The declaration yesterday that Mr Obasanjo, a 63-year-old retired general, had won the race drew immediate claims of ballot-stuffing from his opponent, Olu Falae.
By last night, General Obasanjo had captured 61 per cent of the vote after 29 of Nigeria's 36 states and the federal capital had declared their results. Mr Falae disputed the results, which showed him more than 5 million votes behind, after 25 million ballot papers had been counted.
"If General Obasanjo won a free and fair election I would congratulate him but clearly this is not a free and fair election," Mr Falae said.
Western observers also reported voting malpractices in many areas though they mostly concluded they were insufficient to have significantly altered the result, which ends 15 years of military rule.
"There were some disparities noted by ourselves," said the former American president Jimmy Carter, who jointly leads an American delegation. "Some of the local officials apparently permitted exaggerated reports of voter participation and in some cases there were some ballots in the box that were not cast by voters."
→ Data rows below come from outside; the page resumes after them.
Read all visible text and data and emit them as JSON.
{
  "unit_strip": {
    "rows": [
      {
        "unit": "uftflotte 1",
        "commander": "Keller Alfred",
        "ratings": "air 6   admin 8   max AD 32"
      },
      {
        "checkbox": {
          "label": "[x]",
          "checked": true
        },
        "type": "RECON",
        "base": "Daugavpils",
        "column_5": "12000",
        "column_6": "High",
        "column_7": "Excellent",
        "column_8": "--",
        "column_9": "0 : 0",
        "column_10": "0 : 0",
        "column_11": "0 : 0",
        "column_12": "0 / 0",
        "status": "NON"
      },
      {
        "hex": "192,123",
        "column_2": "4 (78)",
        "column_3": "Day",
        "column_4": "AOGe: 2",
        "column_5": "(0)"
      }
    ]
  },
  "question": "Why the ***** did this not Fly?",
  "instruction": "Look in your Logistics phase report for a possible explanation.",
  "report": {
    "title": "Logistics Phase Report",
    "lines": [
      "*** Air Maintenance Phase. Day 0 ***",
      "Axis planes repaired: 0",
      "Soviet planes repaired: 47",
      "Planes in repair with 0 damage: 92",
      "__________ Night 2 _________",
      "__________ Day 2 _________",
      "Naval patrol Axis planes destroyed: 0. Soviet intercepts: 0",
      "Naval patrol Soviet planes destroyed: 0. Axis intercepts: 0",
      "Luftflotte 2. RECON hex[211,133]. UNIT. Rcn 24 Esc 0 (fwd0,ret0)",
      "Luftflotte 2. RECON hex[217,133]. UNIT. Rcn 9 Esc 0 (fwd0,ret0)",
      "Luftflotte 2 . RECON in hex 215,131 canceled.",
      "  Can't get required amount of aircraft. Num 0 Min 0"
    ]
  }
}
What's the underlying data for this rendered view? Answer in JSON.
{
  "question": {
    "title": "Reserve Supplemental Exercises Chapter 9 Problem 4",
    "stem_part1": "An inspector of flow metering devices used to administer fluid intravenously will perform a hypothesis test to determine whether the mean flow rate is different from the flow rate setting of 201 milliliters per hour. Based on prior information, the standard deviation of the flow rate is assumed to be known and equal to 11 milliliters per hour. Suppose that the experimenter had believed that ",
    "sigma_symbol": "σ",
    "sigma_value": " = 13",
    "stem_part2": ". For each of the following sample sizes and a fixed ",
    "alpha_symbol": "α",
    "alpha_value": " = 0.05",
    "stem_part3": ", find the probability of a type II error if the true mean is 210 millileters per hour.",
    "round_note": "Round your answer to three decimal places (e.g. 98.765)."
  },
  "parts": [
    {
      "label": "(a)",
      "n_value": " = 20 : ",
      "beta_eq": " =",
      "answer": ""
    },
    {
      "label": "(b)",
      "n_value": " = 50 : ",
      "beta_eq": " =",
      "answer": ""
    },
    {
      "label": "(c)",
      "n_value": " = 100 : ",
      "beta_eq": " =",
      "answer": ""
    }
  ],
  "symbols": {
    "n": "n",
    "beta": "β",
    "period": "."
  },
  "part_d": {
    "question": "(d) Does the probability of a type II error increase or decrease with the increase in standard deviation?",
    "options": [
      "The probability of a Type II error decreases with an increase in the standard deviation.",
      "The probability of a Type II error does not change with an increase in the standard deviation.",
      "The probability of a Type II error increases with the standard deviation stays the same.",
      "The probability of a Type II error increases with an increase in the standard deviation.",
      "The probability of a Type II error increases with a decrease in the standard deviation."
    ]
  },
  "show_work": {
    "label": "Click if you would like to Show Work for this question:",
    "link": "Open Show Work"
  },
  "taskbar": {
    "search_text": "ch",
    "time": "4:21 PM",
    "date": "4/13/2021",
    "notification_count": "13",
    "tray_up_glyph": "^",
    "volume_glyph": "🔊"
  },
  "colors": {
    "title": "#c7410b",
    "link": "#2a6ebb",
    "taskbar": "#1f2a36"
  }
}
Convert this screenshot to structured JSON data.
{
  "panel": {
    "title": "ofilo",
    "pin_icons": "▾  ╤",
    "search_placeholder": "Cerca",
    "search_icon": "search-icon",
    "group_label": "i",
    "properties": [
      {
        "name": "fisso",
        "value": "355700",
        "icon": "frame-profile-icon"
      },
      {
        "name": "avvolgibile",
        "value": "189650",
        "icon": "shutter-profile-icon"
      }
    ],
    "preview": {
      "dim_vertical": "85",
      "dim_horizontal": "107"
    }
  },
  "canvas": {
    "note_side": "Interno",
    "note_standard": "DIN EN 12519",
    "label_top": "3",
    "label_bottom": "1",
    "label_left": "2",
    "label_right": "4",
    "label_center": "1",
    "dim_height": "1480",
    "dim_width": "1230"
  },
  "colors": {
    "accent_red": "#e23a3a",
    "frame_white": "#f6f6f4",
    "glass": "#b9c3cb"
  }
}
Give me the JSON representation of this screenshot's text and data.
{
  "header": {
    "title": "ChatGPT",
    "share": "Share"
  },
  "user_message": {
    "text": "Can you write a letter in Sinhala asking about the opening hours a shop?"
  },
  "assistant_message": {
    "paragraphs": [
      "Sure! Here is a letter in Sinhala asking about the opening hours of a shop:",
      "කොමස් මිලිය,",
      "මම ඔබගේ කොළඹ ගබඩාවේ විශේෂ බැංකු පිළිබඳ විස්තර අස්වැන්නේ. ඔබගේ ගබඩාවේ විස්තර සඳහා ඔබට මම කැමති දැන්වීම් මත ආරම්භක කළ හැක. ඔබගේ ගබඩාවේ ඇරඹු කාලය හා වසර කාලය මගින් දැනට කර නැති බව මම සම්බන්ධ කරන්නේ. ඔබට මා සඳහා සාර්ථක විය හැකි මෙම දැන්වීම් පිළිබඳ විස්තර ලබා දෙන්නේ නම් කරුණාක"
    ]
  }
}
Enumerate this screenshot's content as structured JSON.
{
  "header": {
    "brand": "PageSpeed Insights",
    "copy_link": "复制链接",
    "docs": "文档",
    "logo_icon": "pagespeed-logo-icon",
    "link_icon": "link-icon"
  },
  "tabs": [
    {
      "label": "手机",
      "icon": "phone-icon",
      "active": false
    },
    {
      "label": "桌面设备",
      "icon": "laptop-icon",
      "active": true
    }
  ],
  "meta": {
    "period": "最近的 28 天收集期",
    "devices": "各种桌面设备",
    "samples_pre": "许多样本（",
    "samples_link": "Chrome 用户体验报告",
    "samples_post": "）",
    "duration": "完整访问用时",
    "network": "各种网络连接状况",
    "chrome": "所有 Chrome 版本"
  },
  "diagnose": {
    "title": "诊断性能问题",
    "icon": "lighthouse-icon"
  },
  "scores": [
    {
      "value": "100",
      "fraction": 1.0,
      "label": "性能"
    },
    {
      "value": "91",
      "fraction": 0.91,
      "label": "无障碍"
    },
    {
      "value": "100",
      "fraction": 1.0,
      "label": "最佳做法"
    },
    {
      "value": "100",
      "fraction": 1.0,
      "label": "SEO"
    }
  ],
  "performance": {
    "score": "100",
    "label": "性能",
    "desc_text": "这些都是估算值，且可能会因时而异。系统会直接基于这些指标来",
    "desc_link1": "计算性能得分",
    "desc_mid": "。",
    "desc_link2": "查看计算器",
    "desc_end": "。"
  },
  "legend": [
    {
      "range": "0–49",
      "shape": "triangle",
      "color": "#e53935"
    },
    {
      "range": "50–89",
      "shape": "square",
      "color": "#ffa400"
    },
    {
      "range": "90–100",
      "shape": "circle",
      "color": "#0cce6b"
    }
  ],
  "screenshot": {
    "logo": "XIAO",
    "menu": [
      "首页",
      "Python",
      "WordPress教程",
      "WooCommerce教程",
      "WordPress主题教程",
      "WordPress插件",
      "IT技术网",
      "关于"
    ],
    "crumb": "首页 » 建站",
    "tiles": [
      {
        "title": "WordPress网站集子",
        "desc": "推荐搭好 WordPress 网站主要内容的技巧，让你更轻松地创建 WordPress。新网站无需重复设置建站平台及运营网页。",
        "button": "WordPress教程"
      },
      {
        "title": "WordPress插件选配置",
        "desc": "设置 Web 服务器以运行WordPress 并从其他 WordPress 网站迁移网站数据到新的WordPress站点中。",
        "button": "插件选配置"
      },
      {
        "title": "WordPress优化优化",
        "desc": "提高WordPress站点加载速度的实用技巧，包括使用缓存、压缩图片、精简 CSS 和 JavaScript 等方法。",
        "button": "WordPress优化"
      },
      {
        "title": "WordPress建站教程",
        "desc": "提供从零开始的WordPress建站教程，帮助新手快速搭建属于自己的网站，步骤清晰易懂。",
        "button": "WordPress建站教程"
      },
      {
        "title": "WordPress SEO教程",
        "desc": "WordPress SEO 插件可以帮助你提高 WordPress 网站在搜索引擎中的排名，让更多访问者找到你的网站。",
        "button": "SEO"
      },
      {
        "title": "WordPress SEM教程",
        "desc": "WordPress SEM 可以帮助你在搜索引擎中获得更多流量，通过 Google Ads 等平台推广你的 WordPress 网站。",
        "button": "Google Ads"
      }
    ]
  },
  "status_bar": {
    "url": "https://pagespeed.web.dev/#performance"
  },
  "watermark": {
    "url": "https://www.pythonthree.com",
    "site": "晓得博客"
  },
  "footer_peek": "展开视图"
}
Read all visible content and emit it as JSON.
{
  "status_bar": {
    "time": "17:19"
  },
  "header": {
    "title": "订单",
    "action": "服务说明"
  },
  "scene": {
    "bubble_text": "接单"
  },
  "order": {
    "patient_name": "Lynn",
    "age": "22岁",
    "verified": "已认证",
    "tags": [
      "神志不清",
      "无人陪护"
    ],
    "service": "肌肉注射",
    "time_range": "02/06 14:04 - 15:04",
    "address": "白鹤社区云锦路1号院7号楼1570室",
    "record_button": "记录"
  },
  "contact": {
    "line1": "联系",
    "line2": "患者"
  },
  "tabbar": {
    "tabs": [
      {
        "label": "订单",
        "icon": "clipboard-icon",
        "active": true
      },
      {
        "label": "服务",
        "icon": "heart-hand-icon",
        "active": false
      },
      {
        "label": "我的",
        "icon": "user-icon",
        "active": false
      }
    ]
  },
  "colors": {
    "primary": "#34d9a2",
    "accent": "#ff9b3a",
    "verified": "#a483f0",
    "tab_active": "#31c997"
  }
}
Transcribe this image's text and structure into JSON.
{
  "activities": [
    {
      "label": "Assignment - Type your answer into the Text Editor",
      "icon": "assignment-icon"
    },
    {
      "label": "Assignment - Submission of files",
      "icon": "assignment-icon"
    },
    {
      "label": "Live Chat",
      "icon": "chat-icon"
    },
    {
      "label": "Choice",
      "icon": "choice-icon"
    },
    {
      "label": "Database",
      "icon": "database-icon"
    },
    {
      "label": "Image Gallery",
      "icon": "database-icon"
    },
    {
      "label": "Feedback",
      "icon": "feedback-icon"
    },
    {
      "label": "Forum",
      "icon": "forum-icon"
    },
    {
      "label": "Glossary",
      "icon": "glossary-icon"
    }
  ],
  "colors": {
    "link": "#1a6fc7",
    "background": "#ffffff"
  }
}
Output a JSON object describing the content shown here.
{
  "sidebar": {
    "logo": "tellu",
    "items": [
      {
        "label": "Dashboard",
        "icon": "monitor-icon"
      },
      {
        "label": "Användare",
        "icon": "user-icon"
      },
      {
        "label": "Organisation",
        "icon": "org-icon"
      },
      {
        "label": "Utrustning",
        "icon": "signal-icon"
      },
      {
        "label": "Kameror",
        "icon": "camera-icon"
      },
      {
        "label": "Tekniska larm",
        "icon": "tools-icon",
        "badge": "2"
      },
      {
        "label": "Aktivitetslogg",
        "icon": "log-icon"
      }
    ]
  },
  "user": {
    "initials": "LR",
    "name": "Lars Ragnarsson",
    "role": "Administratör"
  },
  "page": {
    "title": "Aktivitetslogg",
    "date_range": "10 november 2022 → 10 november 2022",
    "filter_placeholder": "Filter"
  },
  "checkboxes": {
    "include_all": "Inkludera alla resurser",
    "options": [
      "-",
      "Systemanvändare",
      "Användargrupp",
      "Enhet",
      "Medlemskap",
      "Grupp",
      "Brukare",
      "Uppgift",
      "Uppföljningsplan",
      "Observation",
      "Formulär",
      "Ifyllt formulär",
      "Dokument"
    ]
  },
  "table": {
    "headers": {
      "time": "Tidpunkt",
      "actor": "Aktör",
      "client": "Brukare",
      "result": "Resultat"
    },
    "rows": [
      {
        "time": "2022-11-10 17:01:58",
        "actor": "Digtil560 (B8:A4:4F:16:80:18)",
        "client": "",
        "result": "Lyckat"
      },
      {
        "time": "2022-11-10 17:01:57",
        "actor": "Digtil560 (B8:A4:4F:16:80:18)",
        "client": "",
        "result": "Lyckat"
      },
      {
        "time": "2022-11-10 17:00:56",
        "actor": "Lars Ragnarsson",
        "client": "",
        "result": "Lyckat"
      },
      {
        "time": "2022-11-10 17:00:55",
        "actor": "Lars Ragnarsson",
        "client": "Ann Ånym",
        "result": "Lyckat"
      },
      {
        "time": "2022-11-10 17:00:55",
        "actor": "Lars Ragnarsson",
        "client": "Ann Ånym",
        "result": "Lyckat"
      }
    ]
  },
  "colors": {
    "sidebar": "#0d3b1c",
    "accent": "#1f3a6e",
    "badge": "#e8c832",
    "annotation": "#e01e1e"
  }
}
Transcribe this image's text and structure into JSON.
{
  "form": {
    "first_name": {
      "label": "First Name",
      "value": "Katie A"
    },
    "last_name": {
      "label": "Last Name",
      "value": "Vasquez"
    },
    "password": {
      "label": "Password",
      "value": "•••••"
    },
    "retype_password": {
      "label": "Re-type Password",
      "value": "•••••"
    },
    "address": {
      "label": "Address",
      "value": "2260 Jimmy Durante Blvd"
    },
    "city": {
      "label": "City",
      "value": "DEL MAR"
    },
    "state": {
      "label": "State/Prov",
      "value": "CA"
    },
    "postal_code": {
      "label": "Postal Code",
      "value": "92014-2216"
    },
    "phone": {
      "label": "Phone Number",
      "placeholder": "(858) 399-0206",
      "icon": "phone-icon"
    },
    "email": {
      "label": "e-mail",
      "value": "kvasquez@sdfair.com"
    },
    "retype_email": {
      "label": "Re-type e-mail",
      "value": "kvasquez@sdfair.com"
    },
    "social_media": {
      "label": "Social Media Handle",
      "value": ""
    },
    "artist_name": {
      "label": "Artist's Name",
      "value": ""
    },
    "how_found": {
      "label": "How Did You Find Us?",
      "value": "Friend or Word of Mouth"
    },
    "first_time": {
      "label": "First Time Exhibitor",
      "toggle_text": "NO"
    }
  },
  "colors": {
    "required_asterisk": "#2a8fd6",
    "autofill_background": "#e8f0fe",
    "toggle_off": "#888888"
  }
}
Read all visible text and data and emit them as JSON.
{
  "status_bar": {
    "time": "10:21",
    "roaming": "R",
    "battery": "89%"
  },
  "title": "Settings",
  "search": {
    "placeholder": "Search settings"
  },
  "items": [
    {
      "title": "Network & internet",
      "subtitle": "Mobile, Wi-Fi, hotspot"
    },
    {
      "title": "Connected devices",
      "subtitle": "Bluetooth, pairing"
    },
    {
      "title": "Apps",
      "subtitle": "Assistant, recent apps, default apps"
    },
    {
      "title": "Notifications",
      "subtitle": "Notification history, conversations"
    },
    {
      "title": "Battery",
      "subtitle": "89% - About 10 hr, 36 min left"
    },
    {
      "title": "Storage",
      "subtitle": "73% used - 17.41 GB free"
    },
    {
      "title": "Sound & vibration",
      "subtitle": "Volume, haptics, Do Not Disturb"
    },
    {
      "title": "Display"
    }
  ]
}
The election was one of the final elements in a transition programme to democracy that began last October and has included local, gubernatorial and parliamentary polls. But the questions raised over the result puts a strain on efforts to lead Africa's most populous country away from military rule.
Foreign approval for the election is essential for Nigeria. The country is trying to regain world respect after years of human rights abuses and corruption and it desperately needs foreign financing after a collapse in world oil prices.
The transition programme is spearheaded by General Abdulsalami Abubakar. He became head of state after the death last June of General Sani Abacha, a tyrannical dictator who executed his opponents and pocketed the nation's oil wealth. Under General Abubakar's plan, President Obasanjo will take the reins on 29 May.
The views of election observers are unlikely to halt the progress of the transition programme. Over the next three months a constitution must be agreed that is acceptable to the powerful military.
General Obasanjo will also withdraw Nigeria's troops from the West African intervention force in Sierra Leone.
The winning candidate, who is widely respected in the West for having handed over power to a civilian when he was last head of state 20 years ago, must also instigate talks with other pro-democracy groups. These will be pressing for a more power to be devolved to federal level.
General Obasanjo faces the task of both working with the military, and of sending them back to the barracks. At the same time, he must satisfy restive campaigners for democratic change.
Both General Obasanjo and Mr Falae belong to the Yoruba ethnic group. The need to appease Yoruba sensibilities was behind the decision to put up candidates from their region in the election, which marks a shift in power from the conservative, Muslim north.Reuse content